By Olivia Capasso || Junior Editor
The Netflix adaptation of ancient Chinese fable “Journey to the West” first aired in January of 2018 and has since received significant backlash from viewers and critics alike regarding the apparent “whitewashing” of the core cast. According to NextShark, the New Zealand- Australian co-production created a ten-part series based on the treasured story of a Tang Dynasty Buddhist monk’s pilgrimage to Central Asian and India. Regarded today as one of the Four Great Classical Novels of Chinese literature, Ming Dynasty novelist and poet Wu Cheng’en recounted the historical travels of the monk who had set out to attain a set of sacred Buddhist texts, only to return after much toil and suffering. The original “Journey to the West” is deeply rooted in Chinese folk religion, mythology, and Buddhist philosophy, and rendered the production of numerous acclaimed English translations and media reconstructions.
According to The Straits Times, on 20 April, 2017, production of the live-action TV series called “The New Legends of Monkey” was announced by Australia’s ABC, TVNZ, and Netflix, attracting a surge of negative media attention. The core issue that the public found with the adaption is its evident departure from Chinese tradition and heritage, especially since none of the core cast is of Chinese descent. Many have rightfully expressed concern regarding the producers’ casting choices and stated outward disapproval of the continuation of the series. As a fable so deeply valued by and intertwined with Chinese culture, such decisions to “whitewash” the essence of the classic are simply inappropriate given the situation.
The adaptation of this story so clearly is an attempt to profit off of the respected and universally acclaimed tale that has been passed down through Chinese families for generations. The New World Encyclopedia states that Wu Cheng’en’s “Journey to the West” served originally as a tale of spiritual enlightenment, virtue, and an interpretation of the Chinese bureaucracy during the sixteenth century. The fable encapsulates a portion of Chinese identity and pride, and by diverging from the intended account in order to appeal to a greater audience, producers of “The New Legends of Monkey” have succeeded solely in disrespecting a culture and facing backlash for their poor judgement.
This is not the first scenario in recent history where Hollywood has been accused of casting popular white actors and actresses for roles in the place of racial minorities, and it will surely not be the last.

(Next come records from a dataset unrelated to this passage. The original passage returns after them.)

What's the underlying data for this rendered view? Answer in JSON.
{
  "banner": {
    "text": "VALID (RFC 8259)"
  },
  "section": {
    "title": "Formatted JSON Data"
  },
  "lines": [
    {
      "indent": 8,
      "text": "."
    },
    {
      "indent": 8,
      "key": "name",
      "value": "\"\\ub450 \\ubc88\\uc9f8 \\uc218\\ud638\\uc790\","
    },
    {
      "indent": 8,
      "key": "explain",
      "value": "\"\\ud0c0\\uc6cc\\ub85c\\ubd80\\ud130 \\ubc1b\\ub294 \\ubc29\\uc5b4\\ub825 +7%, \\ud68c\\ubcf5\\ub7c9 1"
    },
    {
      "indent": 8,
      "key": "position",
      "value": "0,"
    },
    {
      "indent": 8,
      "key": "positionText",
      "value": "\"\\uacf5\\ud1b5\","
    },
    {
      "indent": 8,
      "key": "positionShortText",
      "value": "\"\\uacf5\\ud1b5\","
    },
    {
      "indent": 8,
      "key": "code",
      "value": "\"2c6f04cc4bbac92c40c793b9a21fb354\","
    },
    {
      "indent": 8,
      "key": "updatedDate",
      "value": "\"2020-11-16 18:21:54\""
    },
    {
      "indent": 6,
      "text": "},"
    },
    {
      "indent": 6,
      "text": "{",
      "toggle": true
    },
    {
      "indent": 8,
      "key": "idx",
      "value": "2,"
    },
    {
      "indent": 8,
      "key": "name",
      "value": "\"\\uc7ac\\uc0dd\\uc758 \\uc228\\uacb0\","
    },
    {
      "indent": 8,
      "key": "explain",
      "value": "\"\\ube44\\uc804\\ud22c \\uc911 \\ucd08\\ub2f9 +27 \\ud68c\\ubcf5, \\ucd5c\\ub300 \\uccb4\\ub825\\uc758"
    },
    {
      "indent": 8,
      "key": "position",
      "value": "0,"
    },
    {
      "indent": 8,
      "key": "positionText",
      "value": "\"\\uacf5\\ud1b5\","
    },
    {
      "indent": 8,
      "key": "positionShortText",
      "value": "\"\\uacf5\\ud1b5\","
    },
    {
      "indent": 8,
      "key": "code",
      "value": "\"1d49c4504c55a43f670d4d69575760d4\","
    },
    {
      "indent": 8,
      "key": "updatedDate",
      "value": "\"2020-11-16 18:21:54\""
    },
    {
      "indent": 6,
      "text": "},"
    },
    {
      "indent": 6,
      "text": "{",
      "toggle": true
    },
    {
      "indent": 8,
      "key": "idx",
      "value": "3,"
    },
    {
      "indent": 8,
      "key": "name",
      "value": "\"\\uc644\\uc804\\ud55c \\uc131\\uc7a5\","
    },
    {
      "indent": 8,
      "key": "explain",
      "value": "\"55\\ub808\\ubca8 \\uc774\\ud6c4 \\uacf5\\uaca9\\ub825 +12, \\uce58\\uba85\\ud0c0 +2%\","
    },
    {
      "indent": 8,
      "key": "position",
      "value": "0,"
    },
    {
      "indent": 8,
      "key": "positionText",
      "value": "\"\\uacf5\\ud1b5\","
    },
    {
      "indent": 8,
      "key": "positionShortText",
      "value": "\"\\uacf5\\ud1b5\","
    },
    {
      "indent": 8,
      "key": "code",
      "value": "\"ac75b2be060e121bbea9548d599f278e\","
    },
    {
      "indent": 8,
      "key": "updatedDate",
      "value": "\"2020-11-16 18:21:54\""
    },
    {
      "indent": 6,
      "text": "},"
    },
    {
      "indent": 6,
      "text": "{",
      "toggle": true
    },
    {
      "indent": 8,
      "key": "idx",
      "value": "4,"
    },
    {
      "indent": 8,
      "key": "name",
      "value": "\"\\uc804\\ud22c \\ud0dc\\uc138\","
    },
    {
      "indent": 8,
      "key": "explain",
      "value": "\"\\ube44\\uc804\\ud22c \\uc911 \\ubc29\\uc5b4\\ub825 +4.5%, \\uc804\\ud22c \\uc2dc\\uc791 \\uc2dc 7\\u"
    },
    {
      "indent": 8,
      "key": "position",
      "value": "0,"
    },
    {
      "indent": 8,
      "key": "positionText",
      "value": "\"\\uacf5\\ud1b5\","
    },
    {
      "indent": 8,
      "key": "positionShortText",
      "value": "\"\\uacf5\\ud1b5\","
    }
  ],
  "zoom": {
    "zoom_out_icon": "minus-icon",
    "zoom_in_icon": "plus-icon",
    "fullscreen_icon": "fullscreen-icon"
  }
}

In 2016, Matt Damon starred in “The Great Wall,” a role intended for a Chinese actor, while the producers of “Gods of Egypt” created a core cast that was non-Egyptian, and notably primarily white. The “whitewashing” of such culturally foreign films in the American industry has developed into a widely spread issue, one that seems to be halted only by a collective rejection by the society.
First-year Olivia Capasso is a Junior Editor. Her email is firstname.lastname@example.org.